Every record should be copied exactly, except that pictures are to be omitted.

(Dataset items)
-- -- --

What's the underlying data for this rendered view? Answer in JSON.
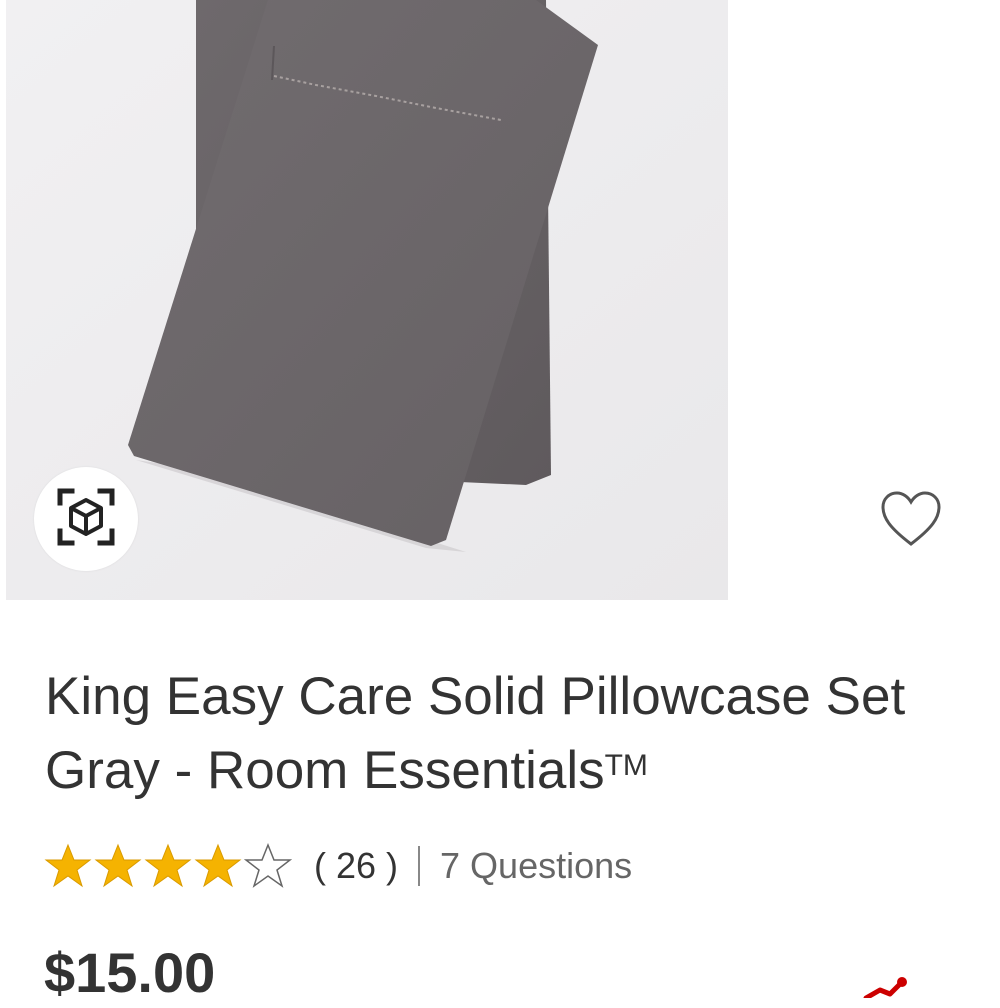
{
  "product": {
    "title": "King Easy Care Solid Pillowcase Set Gray - Room Essentials",
    "trademark": "TM",
    "rating": {
      "value": 4,
      "max": 5
    },
    "review_count": "( 26 )",
    "questions_link": "7 Questions",
    "price": "$15.00"
  },
  "icons": {
    "ar_view": "ar-cube-icon",
    "favorite": "heart-outline-icon",
    "star_filled": "star-filled-icon",
    "star_empty": "star-empty-icon",
    "partial": "red-graphic-icon"
  },
  "colors": {
    "star": "#f5b301",
    "text": "#333333",
    "muted": "#666666",
    "image_bg": "#eeedef",
    "fabric": "#6b6669",
    "accent": "#cc0000"
  }
}
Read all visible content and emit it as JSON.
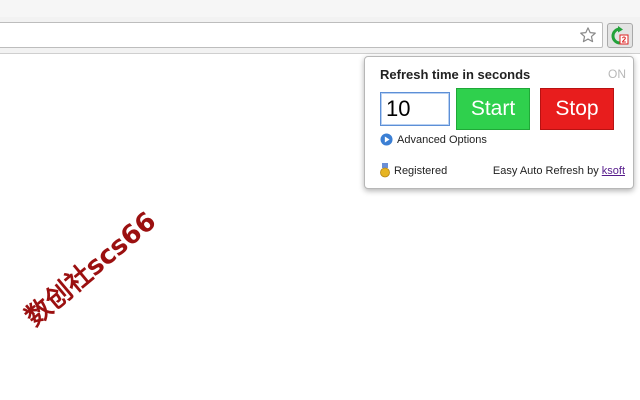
{
  "popup": {
    "title": "Refresh time in seconds",
    "status": "ON",
    "seconds_value": "10",
    "start_label": "Start",
    "stop_label": "Stop",
    "advanced_label": "Advanced Options",
    "registered_label": "Registered",
    "credit_text": "Easy Auto Refresh by ",
    "credit_link": "ksoft",
    "start_color": "#2fd04d",
    "stop_color": "#e81d1d"
  },
  "browser": {
    "extension_badge": "2",
    "icons": [
      "star-icon",
      "easy-auto-refresh-icon"
    ]
  },
  "watermark": {
    "text": "数创社scs66",
    "color": "#9b1010"
  }
}
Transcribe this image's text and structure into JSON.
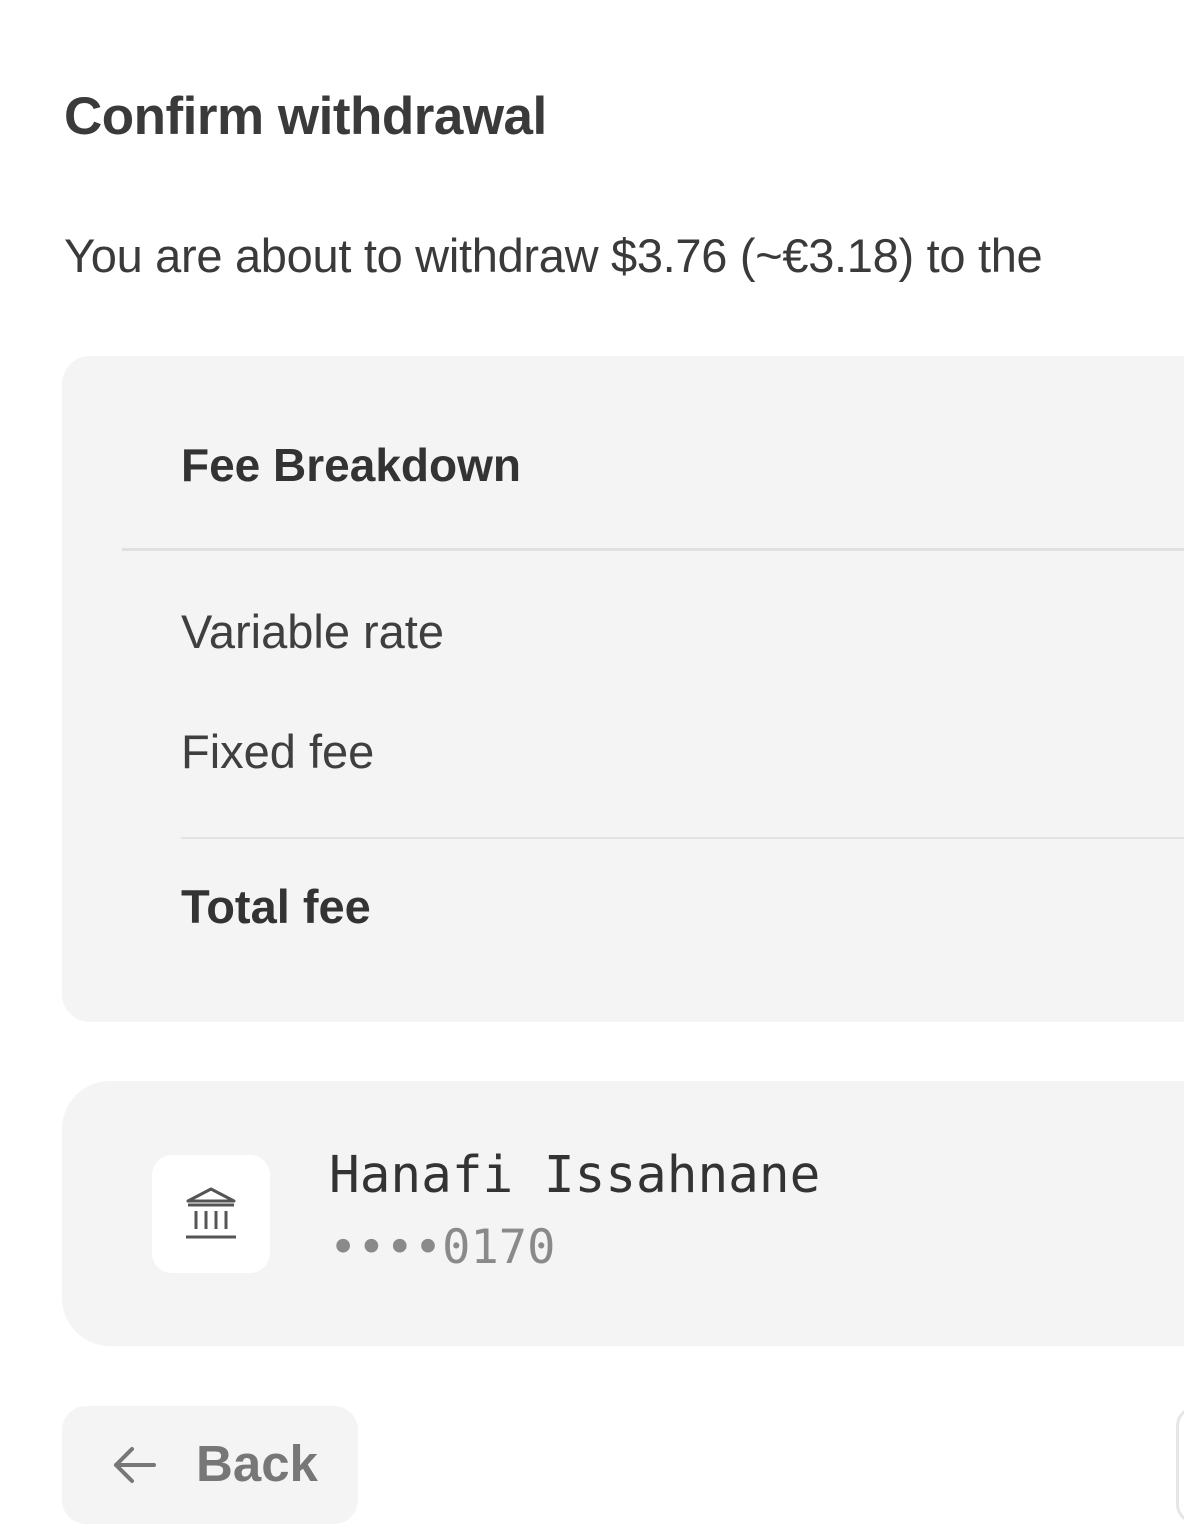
{
  "dialog": {
    "title": "Confirm withdrawal",
    "description": "You are about to withdraw $3.76 (~€3.18) to the"
  },
  "fee_breakdown": {
    "title": "Fee Breakdown",
    "rows": [
      {
        "label": "Variable rate"
      },
      {
        "label": "Fixed fee"
      }
    ],
    "total_label": "Total fee"
  },
  "account": {
    "icon": "bank-icon",
    "name": "Hanafi Issahnane",
    "number_masked": "••••0170"
  },
  "actions": {
    "back_label": "Back",
    "back_icon": "arrow-left-icon"
  }
}
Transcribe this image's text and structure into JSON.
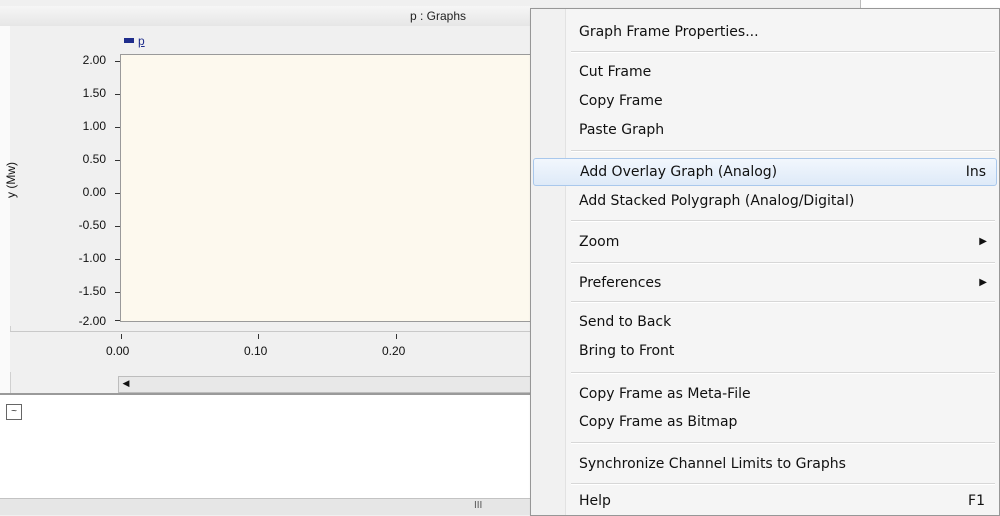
{
  "graph_window": {
    "title": "p : Graphs",
    "legend": "p",
    "y_axis_title": "y (Mw)",
    "y_ticks": [
      "2.00",
      "1.50",
      "1.00",
      "0.50",
      "0.00",
      "-0.50",
      "-1.00",
      "-1.50",
      "-2.00"
    ],
    "x_ticks": [
      "0.00",
      "0.10",
      "0.20"
    ],
    "scroll_left_arrow": "◀",
    "scroll_grip": "III"
  },
  "context_menu": {
    "items": [
      {
        "label": "Graph Frame Properties..."
      },
      {
        "label": "Cut Frame"
      },
      {
        "label": "Copy Frame"
      },
      {
        "label": "Paste Graph"
      },
      {
        "label": "Add Overlay Graph (Analog)",
        "shortcut": "Ins",
        "highlighted": true
      },
      {
        "label": "Add Stacked Polygraph (Analog/Digital)"
      },
      {
        "label": "Zoom",
        "submenu": true
      },
      {
        "label": "Preferences",
        "submenu": true
      },
      {
        "label": "Send to Back"
      },
      {
        "label": "Bring to Front"
      },
      {
        "label": "Copy Frame as Meta-File"
      },
      {
        "label": "Copy Frame as Bitmap"
      },
      {
        "label": "Synchronize Channel Limits to Graphs"
      },
      {
        "label": "Help",
        "shortcut": "F1"
      }
    ],
    "submenu_arrow": "▶"
  }
}
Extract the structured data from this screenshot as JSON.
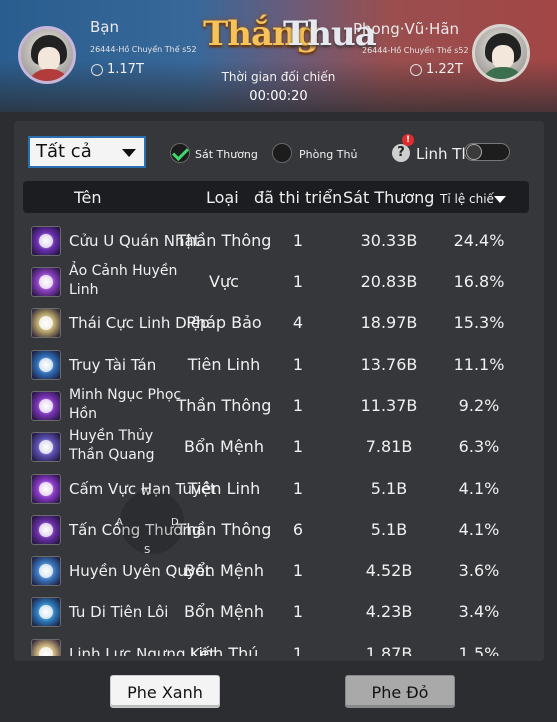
{
  "header": {
    "result_win": "Thắng",
    "result_lose": "Thua",
    "time_label": "Thời gian đối chiến",
    "timer": "00:00:20",
    "left_player": {
      "name": "Bạn",
      "server": "26444-Hồ Chuyển Thế s52",
      "power": "1.17T"
    },
    "right_player": {
      "name": "Phong·Vũ·Hãn",
      "server": "26444-Hồ Chuyển Thế s52",
      "power": "1.22T"
    }
  },
  "filters": {
    "dropdown_value": "Tất cả",
    "option_damage": "Sát Thương",
    "option_defense": "Phòng Thủ",
    "help_icon": "?",
    "alert_icon": "!",
    "toggle_label": "Linh Thú"
  },
  "table": {
    "headers": {
      "name": "Tên",
      "type": "Loại",
      "count": "đã thi triển",
      "damage": "Sát Thương",
      "ratio": "Tỉ lệ chiế"
    },
    "rows": [
      {
        "name": "Cửu U Quán Nhật",
        "type": "Thần Thông",
        "count": "1",
        "damage": "30.33B",
        "pct": "24.4%",
        "color": "#6a2fb0"
      },
      {
        "name": "Ảo Cảnh Huyền Linh",
        "type": "Vực",
        "count": "1",
        "damage": "20.83B",
        "pct": "16.8%",
        "color": "#8a3fc0"
      },
      {
        "name": "Thái Cực Linh Diệp",
        "type": "Pháp Bảo",
        "count": "4",
        "damage": "18.97B",
        "pct": "15.3%",
        "color": "#b8a66a"
      },
      {
        "name": "Truy Tài Tán",
        "type": "Tiên Linh",
        "count": "1",
        "damage": "13.76B",
        "pct": "11.1%",
        "color": "#2f6fb8"
      },
      {
        "name": "Minh Ngục Phọc Hồn",
        "type": "Thần Thông",
        "count": "1",
        "damage": "11.37B",
        "pct": "9.2%",
        "color": "#7a34b8"
      },
      {
        "name": "Huyền Thủy Thần Quang",
        "type": "Bổn Mệnh",
        "count": "1",
        "damage": "7.81B",
        "pct": "6.3%",
        "color": "#5a4fb0"
      },
      {
        "name": "Cấm Vực Hạn Tuyệt",
        "type": "Tiên Linh",
        "count": "1",
        "damage": "5.1B",
        "pct": "4.1%",
        "color": "#8a3ac8"
      },
      {
        "name": "Tấn Công Thường",
        "type": "Thần Thông",
        "count": "6",
        "damage": "5.1B",
        "pct": "4.1%",
        "color": "#6a2fa8"
      },
      {
        "name": "Huyền Uyên Quyết",
        "type": "Bổn Mệnh",
        "count": "1",
        "damage": "4.52B",
        "pct": "3.6%",
        "color": "#3a78c0"
      },
      {
        "name": "Tu Di Tiên Lôi",
        "type": "Bổn Mệnh",
        "count": "1",
        "damage": "4.23B",
        "pct": "3.4%",
        "color": "#2d7fbf"
      },
      {
        "name": "Linh Lực Ngưng Kết",
        "type": "Linh Thú",
        "count": "1",
        "damage": "1.87B",
        "pct": "1.5%",
        "color": "#c8b07a"
      }
    ]
  },
  "joystick": {
    "w": "W",
    "a": "A",
    "d": "D",
    "s": "S"
  },
  "buttons": {
    "blue_team": "Phe Xanh",
    "red_team": "Phe Đỏ"
  }
}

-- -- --

* **Result of this exercise**
What's the underlying data for this rendered view? Answer in JSON.
{
  "product": {
    "title": "King Easy Care Solid Pillowcase Set Gray - Room Essentials",
    "trademark": "TM",
    "rating": {
      "value": 4,
      "max": 5
    },
    "review_count": "( 26 )",
    "questions_link": "7 Questions",
    "price": "$15.00"
  },
  "icons": {
    "ar_view": "ar-cube-icon",
    "favorite": "heart-outline-icon",
    "star_filled": "star-filled-icon",
    "star_empty": "star-empty-icon",
    "partial": "red-graphic-icon"
  },
  "colors": {
    "star": "#f5b301",
    "text": "#333333",
    "muted": "#666666",
    "image_bg": "#eeedef",
    "fabric": "#6b6669",
    "accent": "#cc0000"
  }
}
Read all visible content and emit it as JSON.
{
  "popup": {
    "title": "Refresh time in seconds",
    "status": "ON",
    "seconds_value": "10",
    "start_label": "Start",
    "stop_label": "Stop",
    "advanced_label": "Advanced Options",
    "registered_label": "Registered",
    "credit_text": "Easy Auto Refresh by ",
    "credit_link": "ksoft",
    "start_color": "#2fd04d",
    "stop_color": "#e81d1d"
  },
  "browser": {
    "extension_badge": "2",
    "icons": [
      "star-icon",
      "easy-auto-refresh-icon"
    ]
  },
  "watermark": {
    "text": "数创社scs66",
    "color": "#9b1010"
  }
}
Transcribe this image's text and structure into JSON.
{
  "dialog": {
    "title": "Confirm withdrawal",
    "description": "You are about to withdraw $3.76 (~€3.18) to the"
  },
  "fee_breakdown": {
    "title": "Fee Breakdown",
    "rows": [
      {
        "label": "Variable rate"
      },
      {
        "label": "Fixed fee"
      }
    ],
    "total_label": "Total fee"
  },
  "account": {
    "icon": "bank-icon",
    "name": "Hanafi Issahnane",
    "number_masked": "••••0170"
  },
  "actions": {
    "back_label": "Back",
    "back_icon": "arrow-left-icon"
  }
}
Transcribe this image's text and structure into JSON.
{
  "graph_window": {
    "title": "p : Graphs",
    "legend": "p",
    "y_axis_title": "y (Mw)",
    "y_ticks": [
      "2.00",
      "1.50",
      "1.00",
      "0.50",
      "0.00",
      "-0.50",
      "-1.00",
      "-1.50",
      "-2.00"
    ],
    "x_ticks": [
      "0.00",
      "0.10",
      "0.20"
    ],
    "scroll_left_arrow": "◀",
    "scroll_grip": "III"
  },
  "context_menu": {
    "items": [
      {
        "label": "Graph Frame Properties..."
      },
      {
        "label": "Cut Frame"
      },
      {
        "label": "Copy Frame"
      },
      {
        "label": "Paste Graph"
      },
      {
        "label": "Add Overlay Graph (Analog)",
        "shortcut": "Ins",
        "highlighted": true
      },
      {
        "label": "Add Stacked Polygraph (Analog/Digital)"
      },
      {
        "label": "Zoom",
        "submenu": true
      },
      {
        "label": "Preferences",
        "submenu": true
      },
      {
        "label": "Send to Back"
      },
      {
        "label": "Bring to Front"
      },
      {
        "label": "Copy Frame as Meta-File"
      },
      {
        "label": "Copy Frame as Bitmap"
      },
      {
        "label": "Synchronize Channel Limits to Graphs"
      },
      {
        "label": "Help",
        "shortcut": "F1"
      }
    ],
    "submenu_arrow": "▶"
  }
}
Extract the structured data from this screenshot as JSON.
{
  "header": {
    "result_win": "Thắng",
    "result_lose": "Thua",
    "time_label": "Thời gian đối chiến",
    "timer": "00:00:20",
    "left_player": {
      "name": "Bạn",
      "server": "26444-Hồ Chuyển Thế s52",
      "power": "1.17T"
    },
    "right_player": {
      "name": "Phong·Vũ·Hãn",
      "server": "26444-Hồ Chuyển Thế s52",
      "power": "1.22T"
    }
  },
  "filters": {
    "dropdown_value": "Tất cả",
    "option_damage": "Sát Thương",
    "option_defense": "Phòng Thủ",
    "help_icon": "?",
    "alert_icon": "!",
    "toggle_label": "Linh Thú"
  },
  "table": {
    "headers": {
      "name": "Tên",
      "type": "Loại",
      "count": "đã thi triển",
      "damage": "Sát Thương",
      "ratio": "Tỉ lệ chiế"
    },
    "rows": [
      {
        "name": "Cửu U Quán Nhật",
        "type": "Thần Thông",
        "count": "1",
        "damage": "30.33B",
        "pct": "24.4%",
        "color": "#6a2fb0"
      },
      {
        "name": "Ảo Cảnh Huyền Linh",
        "type": "Vực",
        "count": "1",
        "damage": "20.83B",
        "pct": "16.8%",
        "color": "#8a3fc0"
      },
      {
        "name": "Thái Cực Linh Diệp",
        "type": "Pháp Bảo",
        "count": "4",
        "damage": "18.97B",
        "pct": "15.3%",
        "color": "#b8a66a"
      },
      {
        "name": "Truy Tài Tán",
        "type": "Tiên Linh",
        "count": "1",
        "damage": "13.76B",
        "pct": "11.1%",
        "color": "#2f6fb8"
      },
      {
        "name": "Minh Ngục Phọc Hồn",
        "type": "Thần Thông",
        "count": "1",
        "damage": "11.37B",
        "pct": "9.2%",
        "color": "#7a34b8"
      },
      {
        "name": "Huyền Thủy Thần Quang",
        "type": "Bổn Mệnh",
        "count": "1",
        "damage": "7.81B",
        "pct": "6.3%",
        "color": "#5a4fb0"
      },
      {
        "name": "Cấm Vực Hạn Tuyệt",
        "type": "Tiên Linh",
        "count": "1",
        "damage": "5.1B",
        "pct": "4.1%",
        "color": "#8a3ac8"
      },
      {
        "name": "Tấn Công Thường",
        "type": "Thần Thông",
        "count": "6",
        "damage": "5.1B",
        "pct": "4.1%",
        "color": "#6a2fa8"
      },
      {
        "name": "Huyền Uyên Quyết",
        "type": "Bổn Mệnh",
        "count": "1",
        "damage": "4.52B",
        "pct": "3.6%",
        "color": "#3a78c0"
      },
      {
        "name": "Tu Di Tiên Lôi",
        "type": "Bổn Mệnh",
        "count": "1",
        "damage": "4.23B",
        "pct": "3.4%",
        "color": "#2d7fbf"
      },
      {
        "name": "Linh Lực Ngưng Kết",
        "type": "Linh Thú",
        "count": "1",
        "damage": "1.87B",
        "pct": "1.5%",
        "color": "#c8b07a"
      }
    ]
  },
  "joystick": {
    "w": "W",
    "a": "A",
    "d": "D",
    "s": "S"
  },
  "buttons": {
    "blue_team": "Phe Xanh",
    "red_team": "Phe Đỏ"
  }
}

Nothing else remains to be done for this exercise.